Walker ruminated on the stated mission of his efforts as a comic creator. In lieu of other means of conveying history, Walker was plaintive in his query: “Why do I have to be the one to educate the masses?” Yet, he was also steadfast in answering his own question: “If you can help bring the truth to people, then you have to carry that load. This burden happens to be ours.”

Kobabe’s offered a different perspective owing to the fact that eir book is a memoir rather than a non-fiction rendering of history: “I approached my book by saying that ‘I’m an authority who is going to answer your questions.’ I signed up for an educator role… I knew what I was getting into.”

Kobabe pointed out: “All humans have something that is too scary to share.”

Panelists: David F. Walker, Henry Barajas, Candace Mack, Maia Kobabe, and Ezra Clayton Daniels.

When asked about influence, the range of inspiration ran the gamut: from Art Spiegelman’s Maus (which Barajas read in high school and was the only book to hold his attention in class), to Langston Hughes, to Charles Schultz and John Lewis, the diversity in the material was a stark reminder that change can come from any source.

When asked about the social justice agenda of comics, Daniels (who arrived fifteen minutes late due to a delay on his train to San Diego) was matter of fact: “I need to be on the front line risking my life. But I have to ask what is the best use of my time as a creator? My excuse is that my time is better spent trying to communicate my ideals to a wide audience. But, you can’t make this stuff in a vacuum. You should always have an ear to what is happening on the front lines. Mack concurred: “Connecting people with more information” is vital.

When I asked the panel if comics have more of a visceral power to promote empathy than other forms of media, the panelists were in agreement… mostly. “As a creator, I think about that a lot,” said Walker, but he acknowledged that comics might not be the most essential means to convey this emotion.

Mack added: “It’s your own brain filling the gaps.”

Barajas followed up: “You meet the people who create. There’s a certain level of kinship and you’re not forced to hear the sound. This makes social justice topics relevant. This is authentic stuff.”

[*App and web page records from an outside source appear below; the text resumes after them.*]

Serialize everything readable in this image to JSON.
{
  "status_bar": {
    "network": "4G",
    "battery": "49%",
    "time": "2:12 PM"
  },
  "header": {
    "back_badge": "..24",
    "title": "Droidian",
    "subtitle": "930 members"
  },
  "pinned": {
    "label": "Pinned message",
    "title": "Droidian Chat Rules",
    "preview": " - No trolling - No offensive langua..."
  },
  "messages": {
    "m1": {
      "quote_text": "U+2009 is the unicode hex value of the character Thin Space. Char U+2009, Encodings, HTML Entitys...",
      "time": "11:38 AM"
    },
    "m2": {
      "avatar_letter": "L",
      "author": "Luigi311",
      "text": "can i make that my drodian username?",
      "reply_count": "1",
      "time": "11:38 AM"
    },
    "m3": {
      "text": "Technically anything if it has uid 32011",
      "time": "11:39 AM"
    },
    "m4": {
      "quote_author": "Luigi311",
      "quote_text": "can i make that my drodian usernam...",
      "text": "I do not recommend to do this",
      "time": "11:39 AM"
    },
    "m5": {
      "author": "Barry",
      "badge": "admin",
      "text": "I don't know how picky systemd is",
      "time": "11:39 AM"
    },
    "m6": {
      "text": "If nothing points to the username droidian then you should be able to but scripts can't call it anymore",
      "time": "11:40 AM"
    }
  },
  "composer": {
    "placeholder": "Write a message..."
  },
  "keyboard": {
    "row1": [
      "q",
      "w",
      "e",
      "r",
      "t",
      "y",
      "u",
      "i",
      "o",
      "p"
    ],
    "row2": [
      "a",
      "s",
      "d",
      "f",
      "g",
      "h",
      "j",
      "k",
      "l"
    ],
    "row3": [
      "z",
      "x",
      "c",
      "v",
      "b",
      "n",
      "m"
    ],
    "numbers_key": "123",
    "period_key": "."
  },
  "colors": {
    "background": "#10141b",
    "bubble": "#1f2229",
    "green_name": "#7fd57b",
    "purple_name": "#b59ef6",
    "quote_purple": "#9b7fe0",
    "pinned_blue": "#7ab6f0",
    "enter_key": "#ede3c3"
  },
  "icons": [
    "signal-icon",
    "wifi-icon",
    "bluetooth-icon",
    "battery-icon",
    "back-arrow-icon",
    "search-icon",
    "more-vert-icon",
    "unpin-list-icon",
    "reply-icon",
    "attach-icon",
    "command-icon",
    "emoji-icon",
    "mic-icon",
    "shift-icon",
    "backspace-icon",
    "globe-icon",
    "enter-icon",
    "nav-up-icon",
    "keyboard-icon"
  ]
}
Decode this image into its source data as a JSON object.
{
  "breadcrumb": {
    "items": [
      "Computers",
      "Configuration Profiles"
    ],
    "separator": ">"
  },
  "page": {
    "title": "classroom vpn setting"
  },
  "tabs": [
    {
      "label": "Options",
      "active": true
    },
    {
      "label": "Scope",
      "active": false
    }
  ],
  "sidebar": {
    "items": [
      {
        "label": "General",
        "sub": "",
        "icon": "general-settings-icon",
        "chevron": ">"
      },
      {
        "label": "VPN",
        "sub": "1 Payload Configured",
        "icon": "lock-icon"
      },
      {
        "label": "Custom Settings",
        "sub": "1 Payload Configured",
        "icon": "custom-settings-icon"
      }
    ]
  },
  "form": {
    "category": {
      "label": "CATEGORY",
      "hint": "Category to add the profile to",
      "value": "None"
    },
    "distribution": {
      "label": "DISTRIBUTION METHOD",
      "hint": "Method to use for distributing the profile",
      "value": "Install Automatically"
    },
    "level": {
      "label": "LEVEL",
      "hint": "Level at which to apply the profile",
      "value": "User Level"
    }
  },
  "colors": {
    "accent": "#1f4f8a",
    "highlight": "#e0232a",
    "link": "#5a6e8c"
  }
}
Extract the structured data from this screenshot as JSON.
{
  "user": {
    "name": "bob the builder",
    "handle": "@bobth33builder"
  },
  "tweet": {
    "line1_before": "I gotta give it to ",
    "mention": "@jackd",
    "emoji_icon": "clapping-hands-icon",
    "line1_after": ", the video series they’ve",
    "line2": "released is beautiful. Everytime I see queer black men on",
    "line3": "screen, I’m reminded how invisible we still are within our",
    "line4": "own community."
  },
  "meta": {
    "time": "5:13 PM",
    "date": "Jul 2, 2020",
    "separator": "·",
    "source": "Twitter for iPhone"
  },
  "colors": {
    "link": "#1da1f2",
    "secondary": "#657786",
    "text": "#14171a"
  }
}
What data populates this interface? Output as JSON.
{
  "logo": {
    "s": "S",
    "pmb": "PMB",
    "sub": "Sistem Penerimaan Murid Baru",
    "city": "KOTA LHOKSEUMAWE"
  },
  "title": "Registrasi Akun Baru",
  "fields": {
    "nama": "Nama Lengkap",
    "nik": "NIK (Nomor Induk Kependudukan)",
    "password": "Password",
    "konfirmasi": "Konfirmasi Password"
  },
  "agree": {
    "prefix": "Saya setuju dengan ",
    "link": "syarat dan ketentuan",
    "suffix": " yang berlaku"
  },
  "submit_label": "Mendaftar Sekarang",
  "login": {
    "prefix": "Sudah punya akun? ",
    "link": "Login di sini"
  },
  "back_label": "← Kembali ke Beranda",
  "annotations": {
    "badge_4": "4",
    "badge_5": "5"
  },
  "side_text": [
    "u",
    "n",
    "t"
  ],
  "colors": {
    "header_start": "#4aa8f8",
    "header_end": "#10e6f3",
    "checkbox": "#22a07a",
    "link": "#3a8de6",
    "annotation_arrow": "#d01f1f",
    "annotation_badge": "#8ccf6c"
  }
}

It is this “authentic stuff,” perhaps, that keeps readers coming back for more stories that go beyond the standard template of heroics. And it’s an exciting time for both readers and publishers to experience stories that touch the heart and spark the mind.